A boost for South Florida’s economy
BY BILL JOHNSON
In a move that enhances Miami-Dade County’s status as a center for international trade and commerce, the U.S. Department of Commerce this week provided a grant of authority for PortMiami Foreign Trade Zone No. 281, a new mega-Foreign Trade Zone (FTZ) that stretches north from Southwest Eighth Street to the Broward County line. The new zone will be among the nation’s first to operate under new, streamlined processes.
This is great news for our Miami-Dade County business community, as we work to establish conditions that will fuel job-creation and boost our economy. FTZs provide a valuable tool to private industry — importers/exporters, warehouse operators, manufacturers — encouraging new commerce by allowing U.S. companies to compete on equal footing with foreign countries in both domestic and international markets.
An FTZ allows for the deferral or reduction of tariff payments on imported goods and materials until they move into the domestic marketplace and, if the finished product is exported to foreign markets, no tariffs are collected at all.

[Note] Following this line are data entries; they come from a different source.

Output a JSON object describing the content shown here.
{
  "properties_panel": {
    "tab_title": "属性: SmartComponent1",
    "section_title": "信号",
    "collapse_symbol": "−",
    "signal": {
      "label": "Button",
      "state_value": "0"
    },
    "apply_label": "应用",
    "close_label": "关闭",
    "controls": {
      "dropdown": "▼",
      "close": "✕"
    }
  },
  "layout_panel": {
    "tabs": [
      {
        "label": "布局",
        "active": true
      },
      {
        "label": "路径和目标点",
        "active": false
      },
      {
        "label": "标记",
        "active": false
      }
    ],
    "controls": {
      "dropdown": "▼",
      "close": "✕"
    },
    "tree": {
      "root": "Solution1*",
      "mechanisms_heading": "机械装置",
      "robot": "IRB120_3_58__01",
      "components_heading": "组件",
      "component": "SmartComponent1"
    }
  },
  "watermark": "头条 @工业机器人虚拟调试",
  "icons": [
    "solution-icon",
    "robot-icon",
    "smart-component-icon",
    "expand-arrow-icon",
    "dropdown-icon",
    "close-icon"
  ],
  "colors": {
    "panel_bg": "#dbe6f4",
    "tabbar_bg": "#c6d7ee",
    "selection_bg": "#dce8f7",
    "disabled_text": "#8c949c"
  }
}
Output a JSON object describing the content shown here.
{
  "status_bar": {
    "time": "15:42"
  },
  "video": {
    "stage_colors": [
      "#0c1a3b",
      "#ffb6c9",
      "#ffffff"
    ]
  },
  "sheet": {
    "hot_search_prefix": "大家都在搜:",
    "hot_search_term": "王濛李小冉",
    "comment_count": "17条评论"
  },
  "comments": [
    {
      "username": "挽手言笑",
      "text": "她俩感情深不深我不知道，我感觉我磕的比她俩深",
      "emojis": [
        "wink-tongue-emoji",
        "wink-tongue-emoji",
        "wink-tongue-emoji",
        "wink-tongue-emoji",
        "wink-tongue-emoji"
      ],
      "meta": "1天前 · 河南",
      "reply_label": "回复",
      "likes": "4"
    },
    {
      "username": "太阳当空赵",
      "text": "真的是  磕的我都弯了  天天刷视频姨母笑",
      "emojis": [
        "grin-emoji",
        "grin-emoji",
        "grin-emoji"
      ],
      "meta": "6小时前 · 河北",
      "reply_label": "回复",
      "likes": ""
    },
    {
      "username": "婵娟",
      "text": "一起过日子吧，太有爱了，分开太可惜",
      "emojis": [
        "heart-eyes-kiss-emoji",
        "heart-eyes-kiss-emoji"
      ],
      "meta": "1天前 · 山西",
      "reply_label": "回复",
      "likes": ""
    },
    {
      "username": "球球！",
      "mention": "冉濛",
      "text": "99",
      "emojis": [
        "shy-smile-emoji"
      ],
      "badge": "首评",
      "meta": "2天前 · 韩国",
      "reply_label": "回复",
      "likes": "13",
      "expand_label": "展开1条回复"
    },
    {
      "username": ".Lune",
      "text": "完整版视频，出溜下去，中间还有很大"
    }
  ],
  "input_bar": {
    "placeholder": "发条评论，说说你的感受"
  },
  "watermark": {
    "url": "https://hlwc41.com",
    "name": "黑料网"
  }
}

In a tough economy, FTZs are a powerful mechanism to keep good jobs in the United States and to advance manufacturing in Florida.
The benefits of foreign trade zones are tailor-made for Miami, as our Customs District leads the nation in producing a trade surplus, exporting 1.5 times what we import. Yet, despite the natural linkage between South Florida’s international trading patterns and the benefits of FTZ designation, we have been greatly under-represented in the number and size of FTZ sites across the country.
As reported by the National Association of Foreign Trade Zones last month, impressive growth in merchandise received in, and exports from, foreign trade zones has outpaced comparable growth in the overall U.S. economy as the nation continues to recover from a devastating recession. During FY 2010, the last year data is available, FTZ exports totaled $34.8 billion, a 23 percent increase from the previous year outpacing the 16 percent growth in exports generated by the overall U.S. economy during the same period. If those statistics are any indication, Miami-Dade County is now poised to reap the significant economic benefits of FTZs.
In addition to the seaport, the new FTZ-281 encompasses powerful economic engines including Miami International Airport and Opa-locka Airport, as well as the Miami River and the Doral/Hialeah warehousing areas. Additionally there are more than 100 international consulates, trade offices and binational chambers of commerce within the zone.
We’re grateful that the U.S. Department of Commerce agreed with our initiative to create this new mega-FTZ. Combined with the deepening of the Port’s channel to 50 feet to allow the docking of super-sized container cargo ships, the re-introduction of on-dock rail, and the new port tunnel now under construction, the new FTZ-281 will greatly increase our ability to manufacture goods as well as move cargo through Miami. That means more commerce, more jobs and more opportunities for our residents. And, it means that Miami-Dade County will further cement its rightful place as a leading center for international trade and commerce.
Nobody does “trade” like Miami. And, now we will do it better than ever.
Bill Johnson is the director of PortMiami.